Aspen man finally removes the junk from his yard
ASPEN – After a warning from city officials to clean up the junk in his yard, an Aspen man appeared before a municipal judge earlier this month for a ruling on the matter.
Mel Seid, who lives on Dale Street, was issued a summons Nov. 14 to appear before judge Ted Gardenswartz to prove that he had adequately addressed the charge of violating city code 15.04.420. The law prohibits the keeping of junk and is considered a detriment to the health, safety, convenience and general welfare of citizens.
Seid appeared in court Nov. 18, and showed before and after pictures of his property, which until recently was littered with old kitchen appliances, refrigerators, washing machines and other items.
Most of the property has been cleared of debris. Seid received approval from the city community development department to build a shed, where many of the items are now stored.
Gardenswartz determined that Seid had complied. The charge was dropped and the case was dismissed.
City officials in August issued a correction notice that mandated the property be cleaned up by Sept. 23. Seid was facing up to $1,000 in daily fines if he didn’t comply.
But Seid didn’t meet the deadline and his neighbors, who have been complaining to City Hall for years, were becoming increasingly frustrated.
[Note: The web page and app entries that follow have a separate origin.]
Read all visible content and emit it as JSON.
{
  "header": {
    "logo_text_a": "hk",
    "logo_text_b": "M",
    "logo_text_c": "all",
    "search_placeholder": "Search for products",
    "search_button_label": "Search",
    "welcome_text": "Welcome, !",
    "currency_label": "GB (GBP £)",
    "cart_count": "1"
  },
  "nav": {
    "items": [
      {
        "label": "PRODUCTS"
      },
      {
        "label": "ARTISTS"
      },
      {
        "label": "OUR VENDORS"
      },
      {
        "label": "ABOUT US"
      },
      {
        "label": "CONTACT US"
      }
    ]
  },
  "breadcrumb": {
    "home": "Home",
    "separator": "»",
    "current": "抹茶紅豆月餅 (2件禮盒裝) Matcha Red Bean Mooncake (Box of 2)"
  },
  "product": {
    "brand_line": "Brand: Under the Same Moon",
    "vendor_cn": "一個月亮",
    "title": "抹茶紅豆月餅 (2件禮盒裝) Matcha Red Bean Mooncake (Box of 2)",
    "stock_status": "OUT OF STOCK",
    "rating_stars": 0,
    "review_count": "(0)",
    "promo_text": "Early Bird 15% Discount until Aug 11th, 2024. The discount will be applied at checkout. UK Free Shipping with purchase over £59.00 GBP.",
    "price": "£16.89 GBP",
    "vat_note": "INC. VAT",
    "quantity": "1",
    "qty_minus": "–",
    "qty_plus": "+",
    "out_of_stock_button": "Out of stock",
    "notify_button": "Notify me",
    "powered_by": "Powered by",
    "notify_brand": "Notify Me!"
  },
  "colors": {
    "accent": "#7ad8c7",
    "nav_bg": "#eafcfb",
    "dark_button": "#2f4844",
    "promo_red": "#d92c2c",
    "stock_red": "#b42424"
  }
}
They said they feared that their complaints would be ignored and the snow would cover up the unsightliness for yet another year.
Mickey Spalding, the property manager at the Chateau Eau Claire, a condominium complex located on Cooper Avenue and directly across the Roaring Fork River from Seid’s, recently wrote a letter to officials inquiring about the Sept. 23 deadline.
Spalding wrote that the property was still full of “unsightly and potentially unsafe trash of all kinds.” He included pictures of the property, which were taken Oct. 27.
Spalding also asked if there would be a court date.
None of Seid’s neighbors were informed of the court date but said they are pleased with the results.
“He did clean up quite a bit,” said Eric Haynie, Seid’s next door neighbor. Haynie, who shares a common wall with Seid’s duplex, was mainly concerned with gas cans, propane tanks and car batteries on the property, which he felt created a fire hazard.
They are now apparently stored in the shed.
Seid couldn’t be reached for comment.
Jackie Wogan, who lives at the Chateau Eau Claire, said looking across the river, most of the items on the property have been removed.
Spalding said Friday that he’s not making any more effort toward the issue unless he gets a complaint from a homeowner.
“The issue is over,” he said. “The city doesn’t look at it the same as the homeowners association does.”
Stephen Kanipe, the city’s chief building official, said when a month had passed beyond the government-imposed deadline, it was time to address neighbors’ complaints with more fervor.
“I was over it,” Kanipe said. “I said you got until next Wednesday or your dealing with a judge, not me.”
Within days, the junk was gone.
“He took it all way,” Kanipe said, adding Seid told the judge that it felt good to remove the clutter.
Kanipe said he helped Seid build the shed during his off hours at City Hall in an effort to correct the problem.
“I wanted to make sure it was taken care of before the heavy snow,” he said.